EU foreign policy chief Catherine Ashton is far from being my favorite diplomat. But I’ll give her a pass and won’t join the barrage of attacks from Israeli leaders. Here’s what she said: “When we think about what happened today in Toulouse, we remember what happened in Norway last year, we know what is happening in Syria, and we see what is happening in Gaza and other places - we remember young people and children who lose their lives”. Yes, these words might imply some comparison between the brutal and intentional murder of the innocent (France, Norway, Syria), and the unintentional killing of children in the course of violent conflict (Gaza). It is unintelligent and worthy of retraction or rephrasing, but I suspect all Ashton was trying to do is remind her audience (of Palestinian youth) that there needs to be a way to stop all killing of innocent children. Am I being naïve? Maybe. Or maybe I’m just more prone to give Ashton a pass for foolishness.
Andrew Kaczynski of BuzzFeed was getting some credit for “unearthing” an interview from 2004 in which President (then Senator) Obama had said that Iran should be attacked if it gets closer to acquiring nuclear weapons. While I agree that this was a fascinating interview with Obama, I must say that reintroducing it every now and then as new revelation is a journalistic habit that should be resisted. It might be just the short memory we all have, or our natural tendency to find inconsistencies in politicians’ statements – but Obama of 2004 was a junior Senator, and is now President, and what he said back then is no longer relevant.

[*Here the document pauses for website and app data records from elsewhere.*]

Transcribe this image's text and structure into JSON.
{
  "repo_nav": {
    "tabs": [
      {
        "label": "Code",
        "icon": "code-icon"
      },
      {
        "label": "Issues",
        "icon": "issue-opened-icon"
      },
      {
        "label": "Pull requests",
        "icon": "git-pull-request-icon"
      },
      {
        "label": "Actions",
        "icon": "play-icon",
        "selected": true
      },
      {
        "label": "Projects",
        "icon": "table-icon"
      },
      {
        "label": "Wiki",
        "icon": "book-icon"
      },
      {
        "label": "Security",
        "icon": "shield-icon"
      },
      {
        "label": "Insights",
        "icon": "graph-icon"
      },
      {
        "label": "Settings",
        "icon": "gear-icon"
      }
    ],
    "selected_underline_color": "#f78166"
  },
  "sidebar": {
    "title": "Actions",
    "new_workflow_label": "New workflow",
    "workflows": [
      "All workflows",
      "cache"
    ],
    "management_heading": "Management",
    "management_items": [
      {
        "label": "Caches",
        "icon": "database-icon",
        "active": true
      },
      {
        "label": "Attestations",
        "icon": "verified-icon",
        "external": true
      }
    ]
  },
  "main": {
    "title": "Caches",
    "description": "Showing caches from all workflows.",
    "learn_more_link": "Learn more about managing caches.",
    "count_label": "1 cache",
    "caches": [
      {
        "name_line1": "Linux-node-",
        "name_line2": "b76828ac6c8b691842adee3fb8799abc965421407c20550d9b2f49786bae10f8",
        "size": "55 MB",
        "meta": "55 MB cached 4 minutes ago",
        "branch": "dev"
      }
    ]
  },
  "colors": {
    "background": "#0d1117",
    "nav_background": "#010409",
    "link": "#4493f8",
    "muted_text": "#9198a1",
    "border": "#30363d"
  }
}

If you want to read The Chicago Tribune interview with Obama, click here. If you want proof that this interview was “exposed” more than once, click on this article from 2007 (written by one Shmuel Rosner).

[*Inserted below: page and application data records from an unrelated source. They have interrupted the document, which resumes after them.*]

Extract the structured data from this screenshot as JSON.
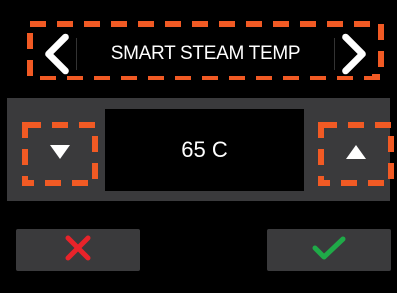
{
  "header": {
    "title": "SMART STEAM TEMP"
  },
  "panel": {
    "value": "65 C"
  },
  "colors": {
    "highlight_dash": "#f15a24",
    "panel_bg": "#3a3a3c",
    "cancel_icon": "#e8232a",
    "confirm_icon": "#1faa48"
  },
  "icons": {
    "prev": "chevron-left-icon",
    "next": "chevron-right-icon",
    "down": "triangle-down-icon",
    "up": "triangle-up-icon",
    "cancel": "close-icon",
    "confirm": "check-icon"
  }
}
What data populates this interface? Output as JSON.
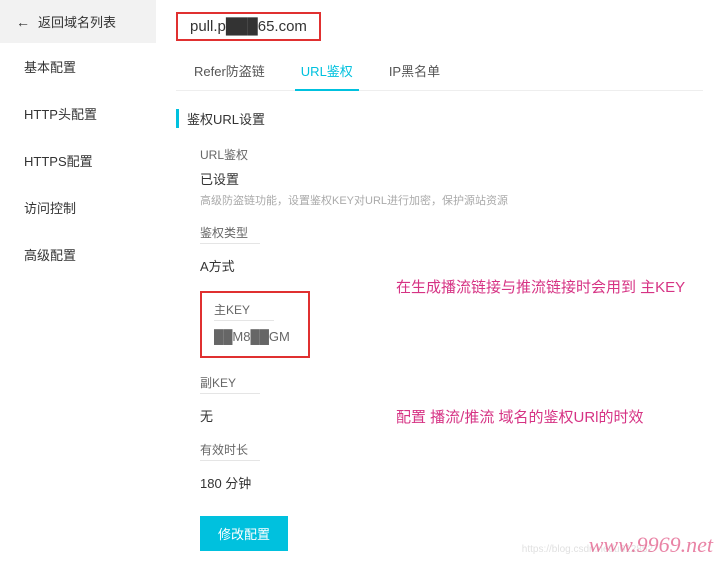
{
  "back_label": "返回域名列表",
  "sidebar": {
    "items": [
      {
        "label": "基本配置"
      },
      {
        "label": "HTTP头配置"
      },
      {
        "label": "HTTPS配置"
      },
      {
        "label": "访问控制"
      },
      {
        "label": "高级配置"
      }
    ]
  },
  "domain": "pull.p███65.com",
  "tabs": {
    "refer": "Refer防盗链",
    "url_auth": "URL鉴权",
    "ip_blacklist": "IP黑名单"
  },
  "section_title": "鉴权URL设置",
  "fields": {
    "url_auth": {
      "label": "URL鉴权",
      "value": "已设置",
      "desc": "高级防盗链功能，设置鉴权KEY对URL进行加密，保护源站资源"
    },
    "auth_type": {
      "label": "鉴权类型",
      "value": "A方式"
    },
    "main_key": {
      "label": "主KEY",
      "value": "██M8██GM"
    },
    "sub_key": {
      "label": "副KEY",
      "value": "无"
    },
    "ttl": {
      "label": "有效时长",
      "value": "180 分钟"
    }
  },
  "annotations": {
    "key": "在生成播流链接与推流链接时会用到  主KEY",
    "ttl": "配置  播流/推流  域名的鉴权URl的时效"
  },
  "button": "修改配置",
  "watermark": "www.9969.net",
  "watermark2": "https://blog.csdn.net/u012852"
}
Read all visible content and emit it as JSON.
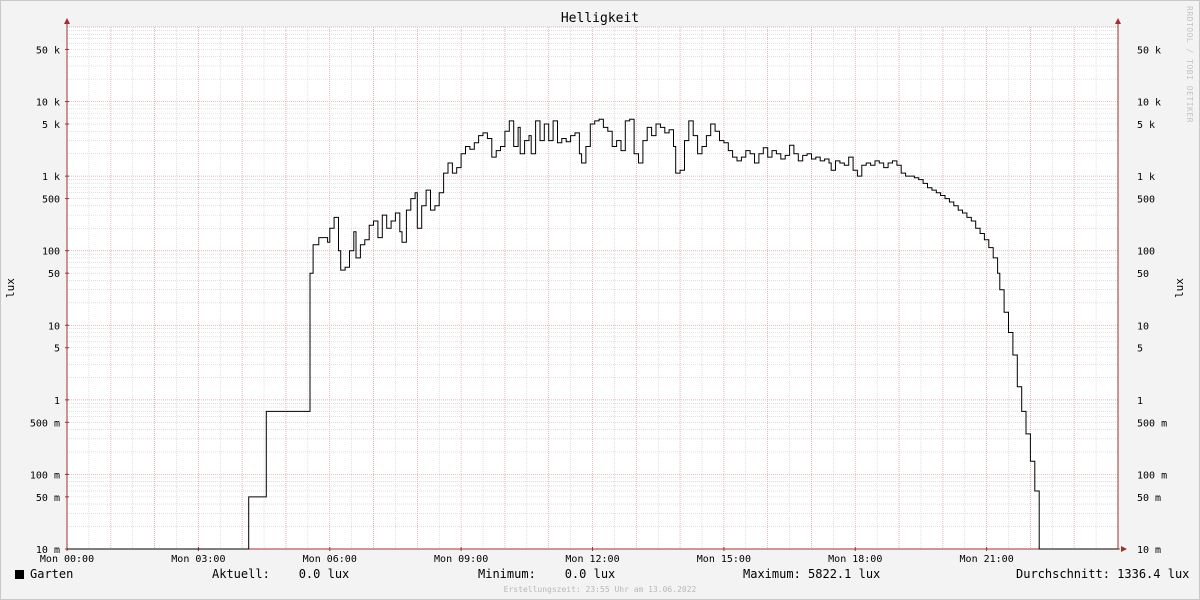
{
  "chart_data": {
    "type": "line",
    "title": "Helligkeit",
    "ylabel": "lux",
    "y_scale": "log",
    "ylim": [
      0.01,
      100000
    ],
    "xlim_hours": [
      0,
      24
    ],
    "y_ticks": [
      {
        "value": 0.01,
        "label": "10 m"
      },
      {
        "value": 0.05,
        "label": "50 m"
      },
      {
        "value": 0.1,
        "label": "100 m"
      },
      {
        "value": 0.5,
        "label": "500 m"
      },
      {
        "value": 1,
        "label": "1"
      },
      {
        "value": 5,
        "label": "5"
      },
      {
        "value": 10,
        "label": "10"
      },
      {
        "value": 50,
        "label": "50"
      },
      {
        "value": 100,
        "label": "100"
      },
      {
        "value": 500,
        "label": "500"
      },
      {
        "value": 1000,
        "label": "1 k"
      },
      {
        "value": 5000,
        "label": "5 k"
      },
      {
        "value": 10000,
        "label": "10 k"
      },
      {
        "value": 50000,
        "label": "50 k"
      }
    ],
    "x_ticks": [
      {
        "value": 0,
        "label": "Mon 00:00"
      },
      {
        "value": 3,
        "label": "Mon 03:00"
      },
      {
        "value": 6,
        "label": "Mon 06:00"
      },
      {
        "value": 9,
        "label": "Mon 09:00"
      },
      {
        "value": 12,
        "label": "Mon 12:00"
      },
      {
        "value": 15,
        "label": "Mon 15:00"
      },
      {
        "value": 18,
        "label": "Mon 18:00"
      },
      {
        "value": 21,
        "label": "Mon 21:00"
      }
    ],
    "grid": true,
    "series": [
      {
        "name": "Garten",
        "color": "#000000",
        "points": [
          [
            0.0,
            0
          ],
          [
            4.15,
            0
          ],
          [
            4.15,
            0.05
          ],
          [
            4.55,
            0.05
          ],
          [
            4.55,
            0.7
          ],
          [
            5.55,
            0.7
          ],
          [
            5.55,
            50
          ],
          [
            5.62,
            50
          ],
          [
            5.62,
            120
          ],
          [
            5.75,
            150
          ],
          [
            5.95,
            130
          ],
          [
            6.0,
            200
          ],
          [
            6.1,
            280
          ],
          [
            6.2,
            100
          ],
          [
            6.25,
            55
          ],
          [
            6.35,
            60
          ],
          [
            6.45,
            100
          ],
          [
            6.55,
            180
          ],
          [
            6.6,
            80
          ],
          [
            6.7,
            120
          ],
          [
            6.8,
            140
          ],
          [
            6.9,
            220
          ],
          [
            7.0,
            250
          ],
          [
            7.1,
            150
          ],
          [
            7.2,
            300
          ],
          [
            7.3,
            200
          ],
          [
            7.4,
            250
          ],
          [
            7.5,
            320
          ],
          [
            7.6,
            180
          ],
          [
            7.65,
            130
          ],
          [
            7.75,
            350
          ],
          [
            7.85,
            500
          ],
          [
            7.95,
            600
          ],
          [
            8.0,
            200
          ],
          [
            8.1,
            400
          ],
          [
            8.2,
            650
          ],
          [
            8.3,
            350
          ],
          [
            8.4,
            400
          ],
          [
            8.5,
            600
          ],
          [
            8.6,
            1100
          ],
          [
            8.7,
            1500
          ],
          [
            8.8,
            1100
          ],
          [
            8.9,
            1300
          ],
          [
            9.0,
            2000
          ],
          [
            9.1,
            2500
          ],
          [
            9.2,
            2300
          ],
          [
            9.3,
            2800
          ],
          [
            9.4,
            3500
          ],
          [
            9.5,
            3800
          ],
          [
            9.6,
            3200
          ],
          [
            9.7,
            1800
          ],
          [
            9.8,
            2200
          ],
          [
            9.9,
            2500
          ],
          [
            10.0,
            4000
          ],
          [
            10.1,
            5500
          ],
          [
            10.2,
            2500
          ],
          [
            10.3,
            4500
          ],
          [
            10.35,
            2000
          ],
          [
            10.45,
            3000
          ],
          [
            10.55,
            3500
          ],
          [
            10.6,
            2000
          ],
          [
            10.7,
            5500
          ],
          [
            10.8,
            3000
          ],
          [
            10.9,
            5000
          ],
          [
            11.0,
            3000
          ],
          [
            11.1,
            5500
          ],
          [
            11.2,
            2800
          ],
          [
            11.3,
            3200
          ],
          [
            11.4,
            2900
          ],
          [
            11.5,
            3500
          ],
          [
            11.6,
            3800
          ],
          [
            11.7,
            2000
          ],
          [
            11.75,
            1500
          ],
          [
            11.85,
            2500
          ],
          [
            11.95,
            5000
          ],
          [
            12.05,
            5500
          ],
          [
            12.15,
            5800
          ],
          [
            12.25,
            4500
          ],
          [
            12.35,
            4000
          ],
          [
            12.45,
            2500
          ],
          [
            12.55,
            3000
          ],
          [
            12.65,
            2200
          ],
          [
            12.75,
            5500
          ],
          [
            12.85,
            5800
          ],
          [
            12.95,
            2000
          ],
          [
            13.05,
            1500
          ],
          [
            13.15,
            3000
          ],
          [
            13.25,
            4500
          ],
          [
            13.35,
            3500
          ],
          [
            13.45,
            5000
          ],
          [
            13.55,
            4500
          ],
          [
            13.65,
            3800
          ],
          [
            13.75,
            4200
          ],
          [
            13.85,
            2500
          ],
          [
            13.9,
            1100
          ],
          [
            14.0,
            1200
          ],
          [
            14.1,
            3000
          ],
          [
            14.2,
            5500
          ],
          [
            14.3,
            3500
          ],
          [
            14.4,
            2000
          ],
          [
            14.5,
            2500
          ],
          [
            14.6,
            3500
          ],
          [
            14.7,
            5000
          ],
          [
            14.8,
            4000
          ],
          [
            14.9,
            3000
          ],
          [
            15.0,
            2800
          ],
          [
            15.1,
            2200
          ],
          [
            15.2,
            1800
          ],
          [
            15.3,
            1600
          ],
          [
            15.4,
            1800
          ],
          [
            15.5,
            2200
          ],
          [
            15.6,
            2000
          ],
          [
            15.7,
            1500
          ],
          [
            15.8,
            2000
          ],
          [
            15.9,
            2400
          ],
          [
            16.0,
            1800
          ],
          [
            16.1,
            2200
          ],
          [
            16.2,
            2000
          ],
          [
            16.3,
            1700
          ],
          [
            16.4,
            1900
          ],
          [
            16.5,
            2600
          ],
          [
            16.6,
            2000
          ],
          [
            16.7,
            1600
          ],
          [
            16.8,
            1900
          ],
          [
            16.9,
            2000
          ],
          [
            17.0,
            1700
          ],
          [
            17.1,
            1800
          ],
          [
            17.2,
            1600
          ],
          [
            17.3,
            1700
          ],
          [
            17.4,
            1500
          ],
          [
            17.45,
            1200
          ],
          [
            17.55,
            1600
          ],
          [
            17.65,
            1500
          ],
          [
            17.75,
            1400
          ],
          [
            17.85,
            1800
          ],
          [
            17.95,
            1200
          ],
          [
            18.05,
            1000
          ],
          [
            18.15,
            1400
          ],
          [
            18.25,
            1500
          ],
          [
            18.35,
            1400
          ],
          [
            18.45,
            1600
          ],
          [
            18.55,
            1500
          ],
          [
            18.65,
            1300
          ],
          [
            18.75,
            1500
          ],
          [
            18.85,
            1600
          ],
          [
            18.95,
            1400
          ],
          [
            19.05,
            1100
          ],
          [
            19.15,
            1000
          ],
          [
            19.25,
            1000
          ],
          [
            19.35,
            950
          ],
          [
            19.45,
            900
          ],
          [
            19.55,
            800
          ],
          [
            19.65,
            700
          ],
          [
            19.75,
            650
          ],
          [
            19.85,
            600
          ],
          [
            19.95,
            550
          ],
          [
            20.05,
            500
          ],
          [
            20.15,
            450
          ],
          [
            20.25,
            400
          ],
          [
            20.35,
            350
          ],
          [
            20.45,
            320
          ],
          [
            20.55,
            280
          ],
          [
            20.65,
            250
          ],
          [
            20.75,
            200
          ],
          [
            20.85,
            170
          ],
          [
            20.95,
            140
          ],
          [
            21.05,
            110
          ],
          [
            21.15,
            80
          ],
          [
            21.25,
            50
          ],
          [
            21.3,
            30
          ],
          [
            21.4,
            15
          ],
          [
            21.5,
            8
          ],
          [
            21.6,
            4
          ],
          [
            21.7,
            1.5
          ],
          [
            21.8,
            0.7
          ],
          [
            21.9,
            0.35
          ],
          [
            22.0,
            0.15
          ],
          [
            22.1,
            0.06
          ],
          [
            22.2,
            0.05
          ],
          [
            22.2,
            0
          ],
          [
            24.0,
            0
          ]
        ]
      }
    ],
    "legend": {
      "series_label": "Garten",
      "current": "Aktuell:    0.0 lux",
      "minimum": "Minimum:    0.0 lux",
      "maximum": "Maximum: 5822.1 lux",
      "average": "Durchschnitt: 1336.4 lux"
    }
  },
  "watermark": "RRDTOOL / TOBI OETIKER",
  "footer": "Erstellungszeit: 23:55 Uhr am 13.06.2022",
  "colors": {
    "background": "#f3f3f3",
    "plot_background": "#ffffff",
    "major_grid": "#e0a0a0",
    "minor_grid": "#cccccc",
    "axis": "#a03030",
    "line": "#000000"
  }
}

It is a noble attempt by Jeff Goldberg to try and make Peter Bainart’s book go away by way of ignoring it (“I’m not that interested in debating Peter’s new book, which I’ve just finished reading, because I find his recounting of recent Middle East history one-sided and filled with errors and omissions”). I must say, though, that even a writer as talented and popular as Goldberg can’t prevent Beinart’s book from becoming a topic of much conversation in the coming weeks. Errors and omissions? Did such problems ever prevent books from succeeding? (I also read Beinart’s book, and might write about it in the coming weeks. Don’t lose sleep over it – I didn’t find it much better than the original NY Review of Books article).